            UserName = $AdmintratorUserCreds.UserName
            Password = $AdmintratorUserCreds
            Ensure = 'Present'
            DependsOn = '[xADDomain]FirstDC'
        xADGroup AddToDomainAdmins
            GroupName = 'Domain Admins'
            MembersToInclude = $AdmintratorUserCreds.UserName
            Ensure = 'Present'
            DependsOn = '[xADUser]FirstUser'

# Build MOF (Managed Object Format) files based on the configuration defined above 
# (in folder under current dir) 
# Local Admin is assigned 
BuildADDC -ConfigurationData $ConfigData `
          -FQDomainName 'spdomain.local' `
          -DomainAdminstratorCreds (get-credential -Message "Enter Admin Credentials" -UserName "Administrator" ) `
          -AdmintratorUserCreds (get-credential -Message "Enter New Admin User Credentials" -UserName "admin1" ) 

# We now enforce the configuration using the command syntax below
Start-DscConfiguration -Wait -Force -Path .\BuildADDC -Verbose -Debug

Lessons Learned

Since the Powershell xActiveDirectory module is being updated all the time, a DSC script that worked a year ago needs to be updated to work with WMF 5.0 (in the last quarter of 2016).

WMF 5.0 is included in the latest version of Windows 10 and included on Windows Server 2016.

Issues and Solutions

With some of the xActiveDirectory resources, the use of the fully qualified domain name (FQDN) produced an error: “Could not find mandatory property DomainName. Add this property and try again.”

Solution: use the first part of the domain name

Active Directory (ADDS) and Hyper-V posts on Spiceworks Community

I have written articles on the Spiceworks IT-Professionals Community:

I have written about virtual domain controllers (DC’s) on the Spiceworks IT Pro Community site.  The two articles are:

Migrate Active Directory domain controllers and keep the same hostname and ip address

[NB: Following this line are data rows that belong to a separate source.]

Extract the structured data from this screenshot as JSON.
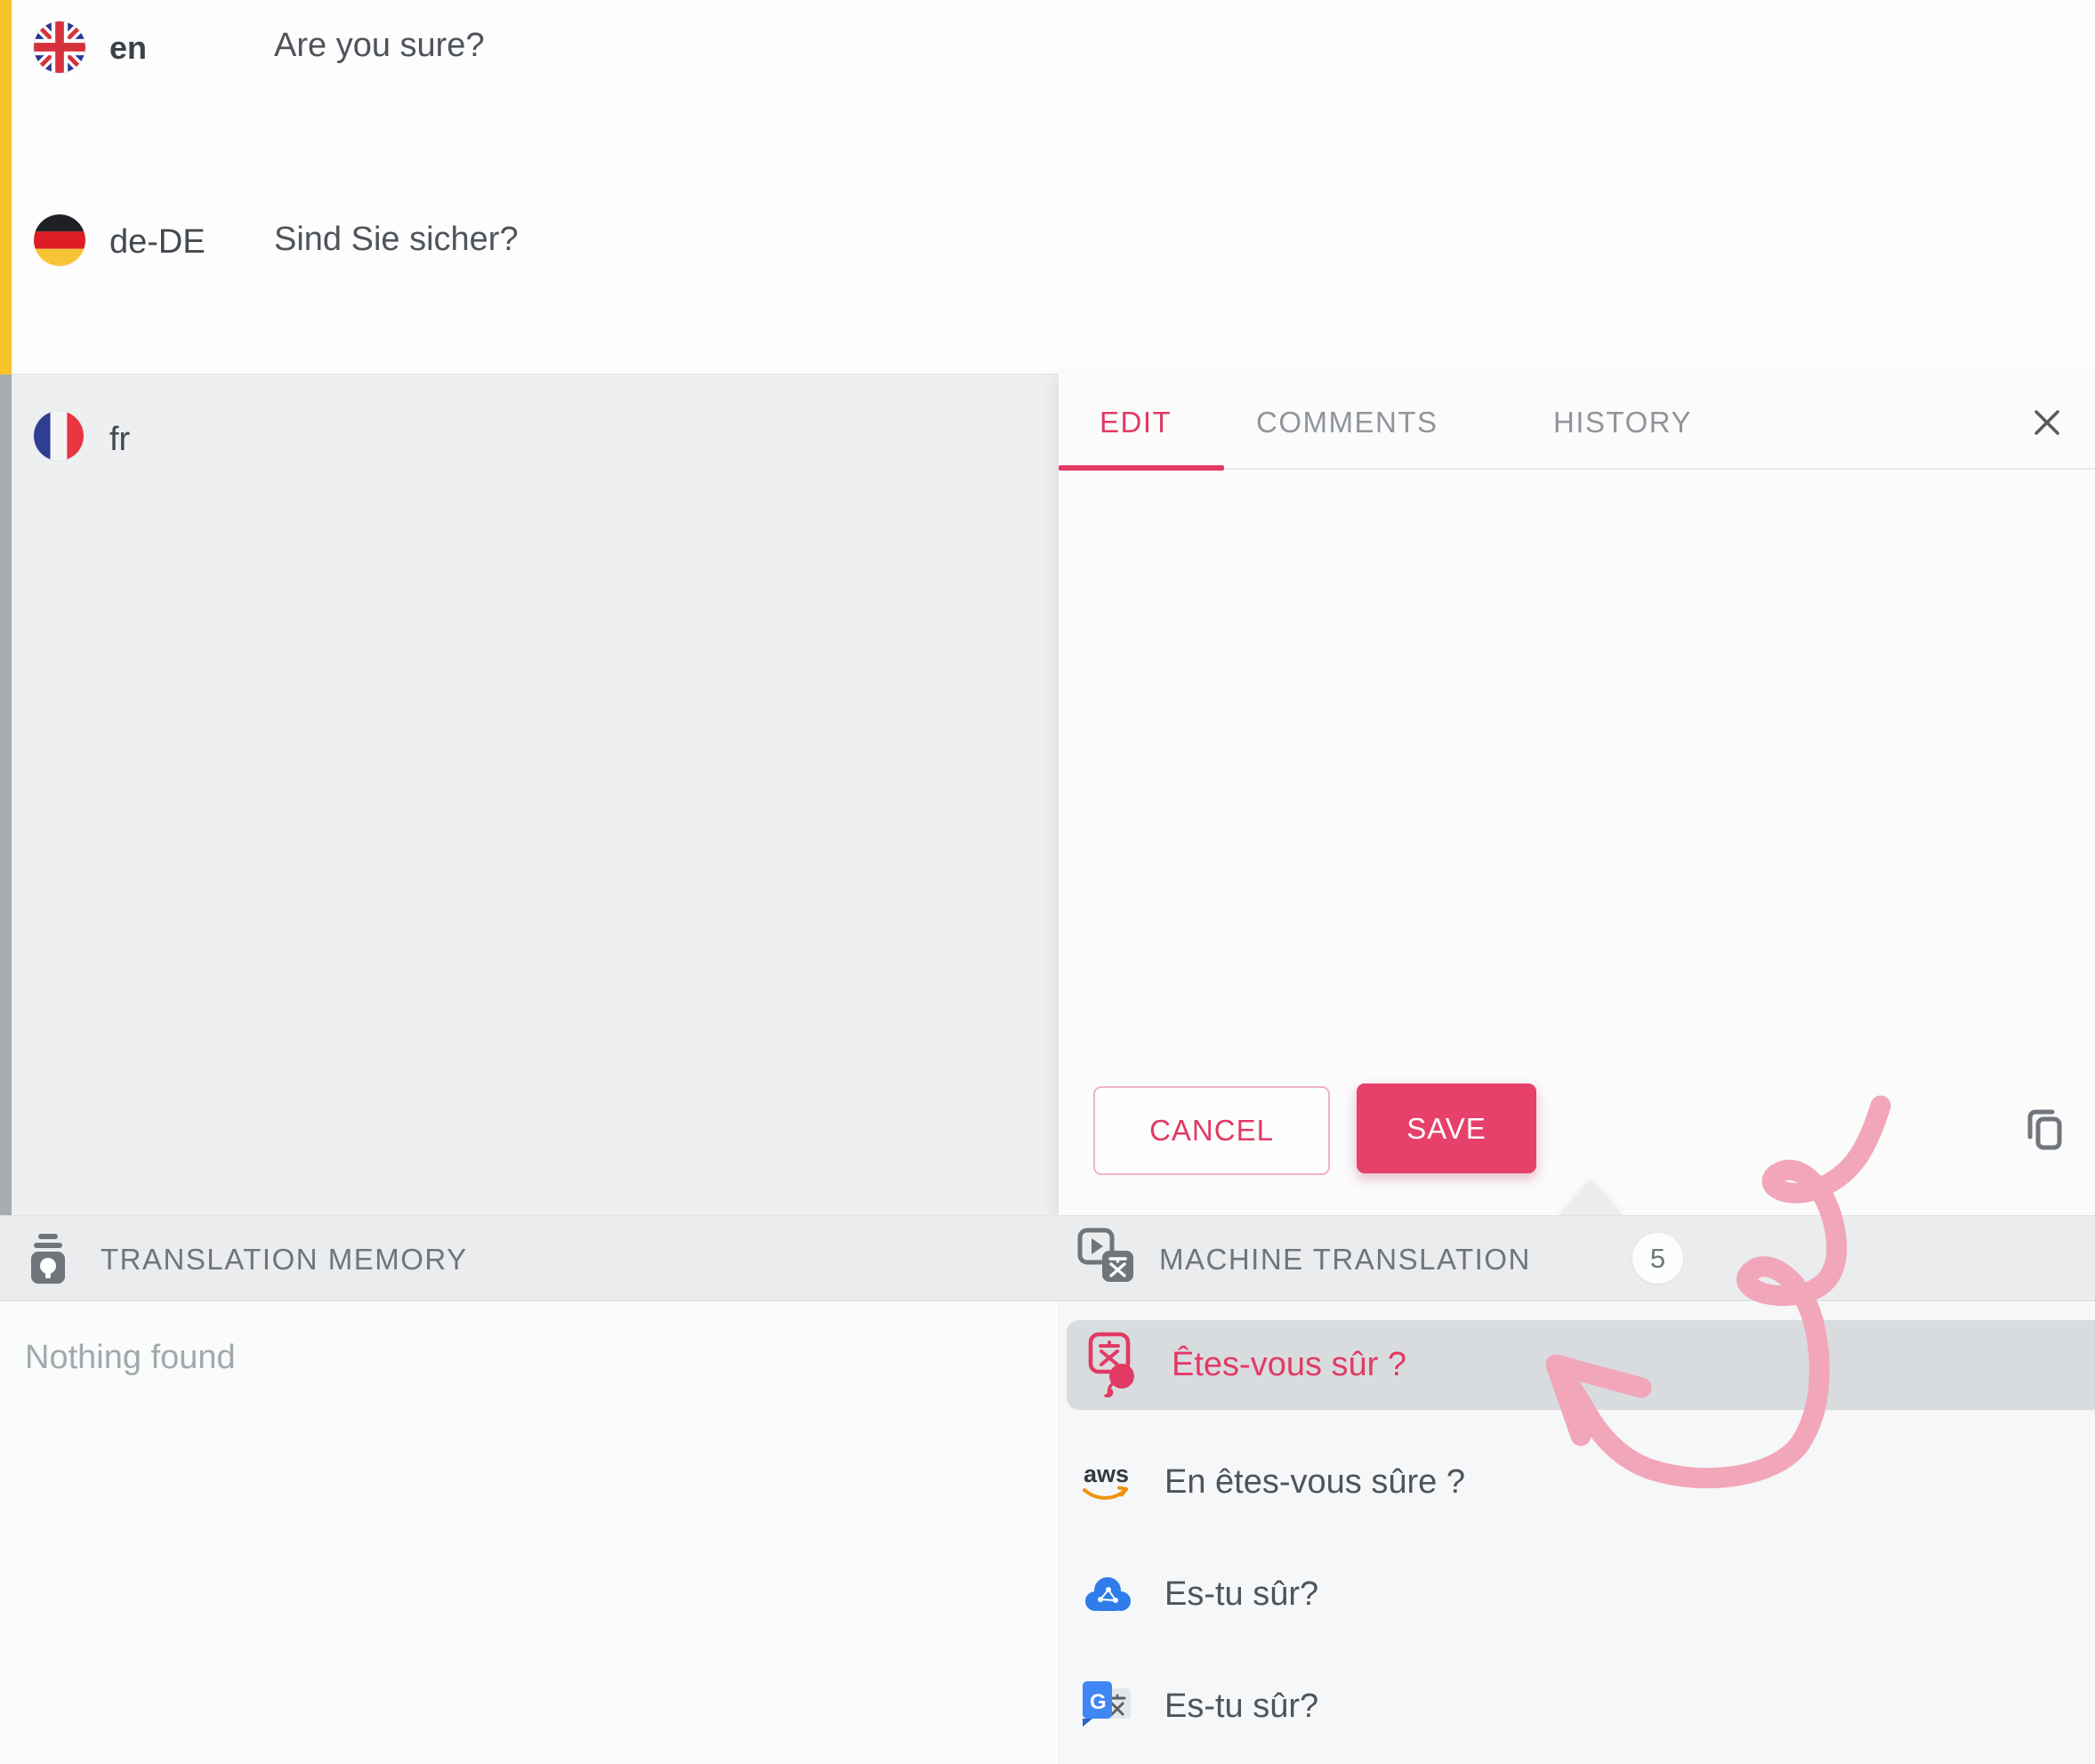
{
  "languages": [
    {
      "code": "en",
      "text": "Are you sure?"
    },
    {
      "code": "de-DE",
      "text": "Sind Sie sicher?"
    },
    {
      "code": "fr",
      "text": ""
    }
  ],
  "editor": {
    "tabs": [
      {
        "label": "EDIT",
        "active": true
      },
      {
        "label": "COMMENTS",
        "active": false
      },
      {
        "label": "HISTORY",
        "active": false
      }
    ],
    "cancel_label": "CANCEL",
    "save_label": "SAVE"
  },
  "translation_memory": {
    "title": "TRANSLATION MEMORY",
    "empty_message": "Nothing found"
  },
  "machine_translation": {
    "title": "MACHINE TRANSLATION",
    "count": "5",
    "suggestions": [
      {
        "provider": "lokalise",
        "text": "Êtes-vous sûr ?",
        "selected": true
      },
      {
        "provider": "amazon-translate",
        "text": "En êtes-vous sûre ?",
        "selected": false,
        "logo_text": "aws"
      },
      {
        "provider": "cloud-translator",
        "text": "Es-tu sûr?",
        "selected": false
      },
      {
        "provider": "google-translate",
        "text": "Es-tu sûr?",
        "selected": false,
        "logo_text": "G"
      }
    ]
  },
  "colors": {
    "accent": "#e23a64",
    "save_bg": "#e7406a",
    "yellow_bar": "#f9c32b",
    "selected_row_bg": "#d8dcdf",
    "doodle": "#f2a6ba"
  }
}
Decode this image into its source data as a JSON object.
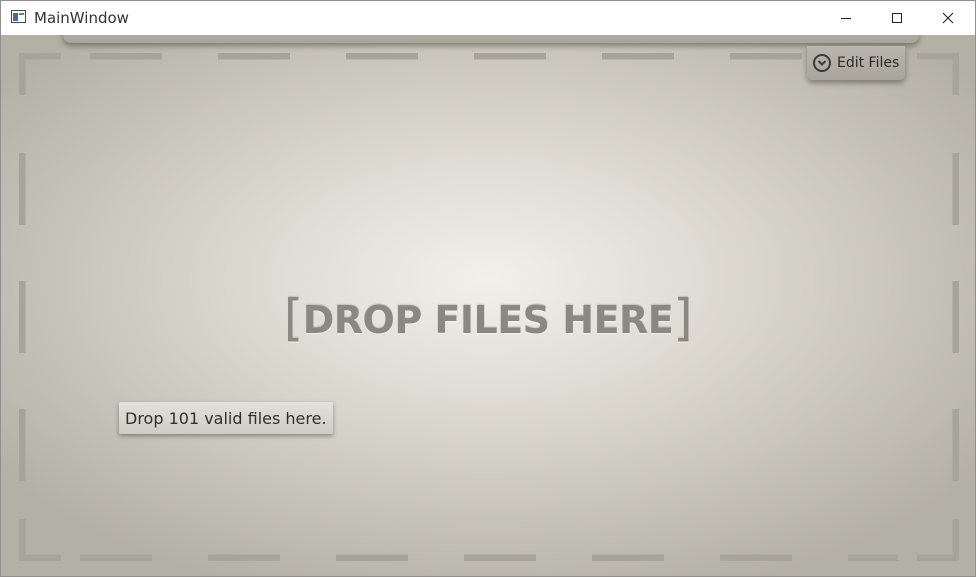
{
  "window": {
    "title": "MainWindow",
    "icon": "app-window-icon",
    "controls": [
      "minimize-icon",
      "maximize-icon",
      "close-icon"
    ]
  },
  "toolbar": {
    "edit_files_label": "Edit Files",
    "edit_files_icon": "chevron-down-circle-icon"
  },
  "drop_zone": {
    "open_bracket": "[",
    "title": "DROP FILES HERE",
    "close_bracket": "]",
    "status_text": "Drop 101 valid files here."
  },
  "colors": {
    "background_center": "#f2f0ea",
    "background_edge": "#b3b0a6",
    "dash_border": "#a7a49b",
    "drop_title": "#8b8880"
  }
}
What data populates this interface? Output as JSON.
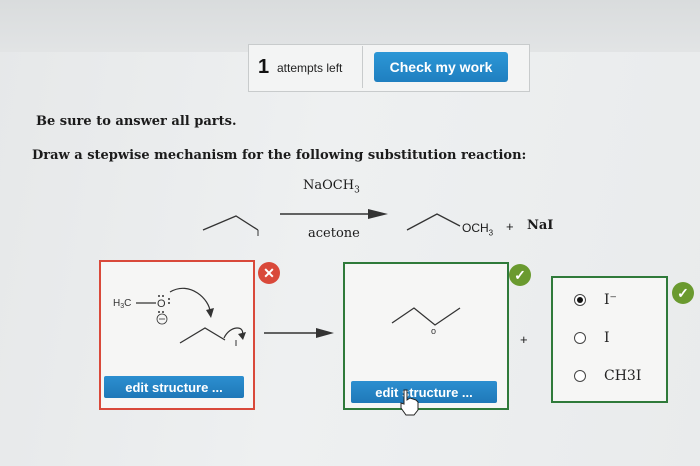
{
  "header": {
    "attempts_count": "1",
    "attempts_label": "attempts left",
    "check_button_label": "Check my work"
  },
  "instruction": "Be sure to answer all parts.",
  "question": "Draw a stepwise mechanism for the following substitution reaction:",
  "reaction": {
    "reagent_above": "NaOCH3",
    "reagent_below": "acetone",
    "product_group": "OCH3",
    "plus": "+",
    "byproduct": "NaI"
  },
  "answer_panels": {
    "left_label_h3c": "H3C",
    "edit_structure_label": "edit structure ...",
    "plus": "+",
    "options": [
      {
        "label": "I⁻",
        "selected": true
      },
      {
        "label": "I",
        "selected": false
      },
      {
        "label": "CH3I",
        "selected": false
      }
    ]
  },
  "colors": {
    "accent_blue": "#1f7fc0",
    "incorrect_red": "#d9493a",
    "correct_green": "#6a9a2f",
    "panel_green": "#2f7a3a"
  },
  "icons": {
    "incorrect": "close-icon",
    "correct": "check-icon",
    "cursor": "hand-cursor-icon"
  }
}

We had 2 ADDS DC’s on 2 HP Proliant servers.  We purchased new HP servers and those DC’s needed to be moved to the new HP servers.  However, we wanted to keep the Domain Controller’s hostname and IP address the same.

Here you can find a step-by-step tutorial on how we did that.  We completed the migration in about 4 hours time with no active directory problems post the migration.

How to synchronize a virtual Domain Controller (DC) with a time source

In this article, I discuss the recommended way for a Active Directory Domain Services (ADDS) Domain Controller (DC) on a Hyper-V Virtual Machine (VM) to synchronize and update its time with a time source.

Normally, a Hyper-V guest VM gets its time from its host.  And the host gets its time from the DC with the PDC emulator role.  However, when the DC (with PDC emulator role) is on a guest VM, the Hyper-V host will try to synchronize its time with its own guest VM and the VM would in turn synchronize its time with its Hyper-V host.  Consequently, this can lead to time synchronization problems.

You can find the recommended solution in this article.  And it does not involve turning off the time Synchronization Integration Service on the VM.